At Alexandra’s we have always taken the sourcing of our clothes very seriously and have followed the Slow Fashion model as opposed to the Fast Fashion model.

Fast fashion is a term used by fashion retailers to describe inexpensive designs that move quickly from the catwalk to stores to meet new trends. … Today, it is not uncommon for fastfashion retailers to introduce new products multiple times in a single week to stay on-trend.  This is the marketing strategies of companies such as Zara and As0s.

Slow fashion is the deliberate choice to buy better-quality items less often. When purchases are made, they’re environmentally and ethically conscious rather than trend-driven.

 

If you want to be more environmentally aware when making your purchases you can:

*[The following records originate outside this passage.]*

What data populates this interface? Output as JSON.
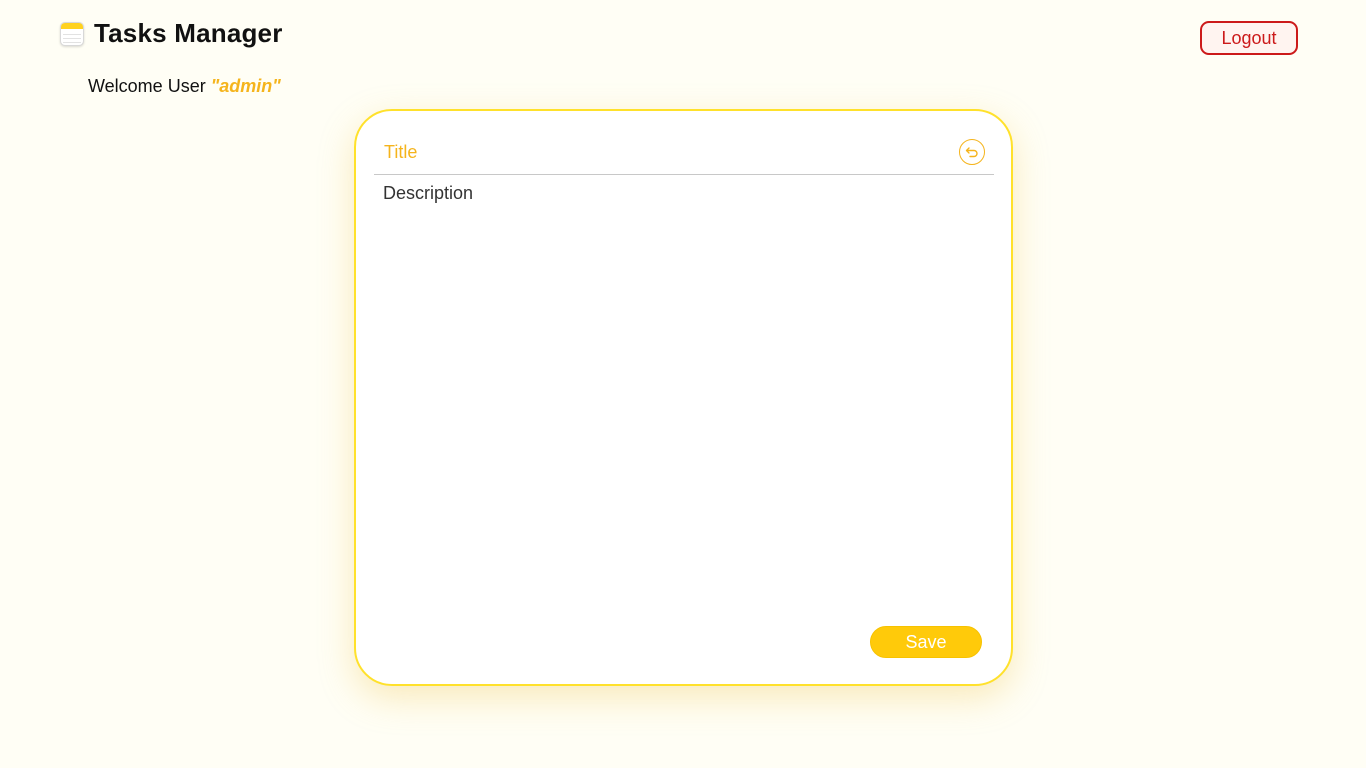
{
  "app": {
    "title": "Tasks Manager",
    "icon": "notepad-icon"
  },
  "welcome": {
    "prefix": "Welcome User ",
    "username": "\"admin\""
  },
  "header": {
    "logout_label": "Logout"
  },
  "editor": {
    "title_placeholder": "Title",
    "description_placeholder": "Description",
    "back_icon": "undo-arrow-icon",
    "save_label": "Save"
  },
  "colors": {
    "background": "#fffef5",
    "accent": "#f5b41c",
    "card_border": "#ffe12b",
    "save_button": "#ffca0a",
    "logout": "#cc1a1a"
  }
}
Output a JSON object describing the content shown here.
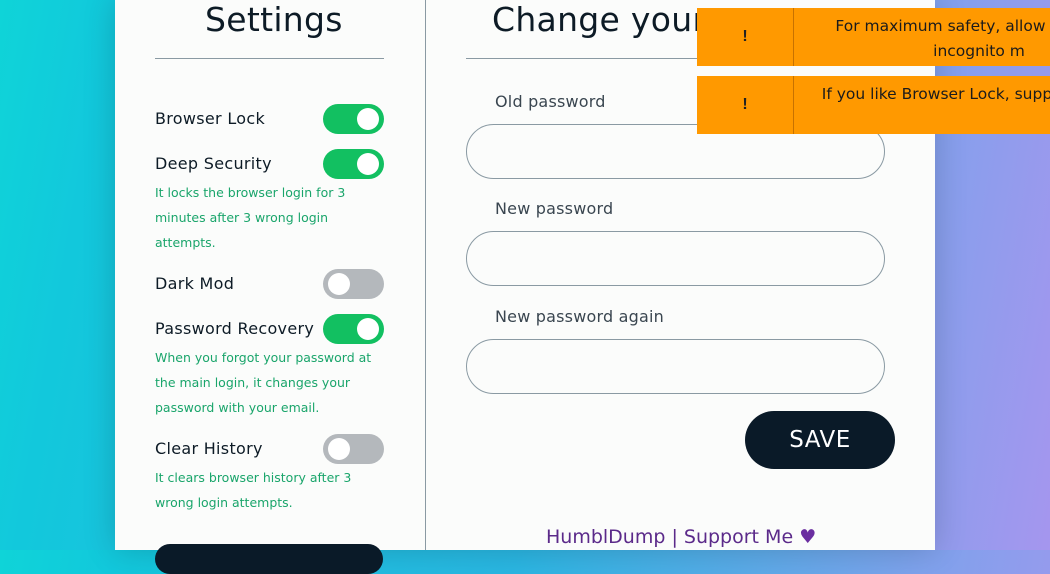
{
  "settings": {
    "title": "Settings",
    "items": [
      {
        "label": "Browser Lock",
        "enabled": true,
        "description": ""
      },
      {
        "label": "Deep Security",
        "enabled": true,
        "description": "It locks the browser login for 3 minutes after 3 wrong login attempts."
      },
      {
        "label": "Dark Mod",
        "enabled": false,
        "description": ""
      },
      {
        "label": "Password Recovery",
        "enabled": true,
        "description": "When you forgot your password at the main login, it changes your password with your email."
      },
      {
        "label": "Clear History",
        "enabled": false,
        "description": "It clears browser history after 3 wrong login attempts."
      }
    ]
  },
  "password": {
    "title": "Change your",
    "old_label": "Old password",
    "new_label": "New password",
    "again_label": "New password again",
    "old_value": "",
    "new_value": "",
    "again_value": "",
    "save_label": "SAVE"
  },
  "footer": {
    "text": "HumblDump | Support Me",
    "heart": "♥"
  },
  "toasts": [
    {
      "icon": "!",
      "text": "For maximum safety, allow B work in incognito m"
    },
    {
      "icon": "!",
      "text": "If you like Browser Lock, supp patreon ♥"
    }
  ],
  "colors": {
    "toggle_on": "#12c061",
    "toggle_off": "#b4b8bc",
    "description": "#1aa56b",
    "toast": "#ff9900",
    "button": "#0a1a28"
  }
}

  1. Look for Organic Cottons.  The advantages of buying GOTS certified organic cotton are:
    1. It’s better for the environment – Organic fibres are grown without the use of synthetic fertilisers or potentially toxic pesticides. By building soil fertility, organic farmers help lock CO2 into the soil, helping mitigate climate change. It also avoids the use of the toxic pesticides that, in non-organic systems, are responsible for poisoning wildlife and rivers, as well as killing an estimated 16,000 people each year.
    2. It’s better for workers – who avoid potentially toxic pesticides cotton and the associated health problems.  Avoiding pesticides also reduces production costs and farmer debts – the burden of pesticide debt has resulted in thousands of suicides in India which is the world’s largest cotton producer.
    3. It’s non GM  GM is banned in organic systems, while an estimated a significant amount of all cotton grown worldwide is genetically modified. GM cotton poses a potential risk to wildlife and human health, as well as exposing farmers to unnecessary expense.
    4. There’s restricted use of chemicals and limited residues GOTS ensures that the chemicals used in processing textiles meet strict requirements on toxicity and biodegradability. Final products are restricted in the amount of allergenic, carcinogenic or toxic chemical residues. These residues can be inhaled or absorbed through the skin and may cause allergies, skin rashes or respiratory problems.

In contrast, non-organic manufacture uses tens of thousands of acutely toxic chemicals, many of which are classified as hazardous by the World Health Organisation (WHO).

 

  1. Look for fabrics such as Hemp or Viscose which is made from Bamboo pulp so is a natural fibre that is both breathable and biodegradable. The Process of producing viscose does involve chemicals so responsible companies ensure that the dyeing and fabric manufacturing units install a water treatment plant, so that the processing water is treated before being released back into the environment.

 

  1. Look for brands which do not use Formaldehyde, Azo, Phthalates, Alkylphenols or PVC in any form – which are harmful chemicals commonly used in the fast fashion industry.

 

  1. Look for brands which also use fully biodegradable packing. All the garments we receive in the shop come individually wrapped  we look for companies whose individual garment packaging is made from fully biodegradable non gmo-cornstarch, that importantly, doesn’t require sunlight to break down.

 

As well as considering the impact clothes production has on the environment we also choose companies which meet social criteria based on the International Labour Organisation (ILO) conventions. These cover minimum wages, working hours, child labour, freedom of association, discrimination, harsh or inhumane treatment and more.

But don’t worry, at Alexandra’s we have done a lot of the research for you – and are happy to answer any queries you have.     All we want you to do is simply choose garments that you love so that you will wear season after season rather than just wear once or twice and then put into landfill.

It’s in the bag!

A lovely lady called Wendy Grace came into the shop earlier – she loved our sheep bag and apparently is in a competition where she had to take photos of her sheep in Keswick locations and then get the image put onto a website!

 

Good Luck Wendy – here’s your photo!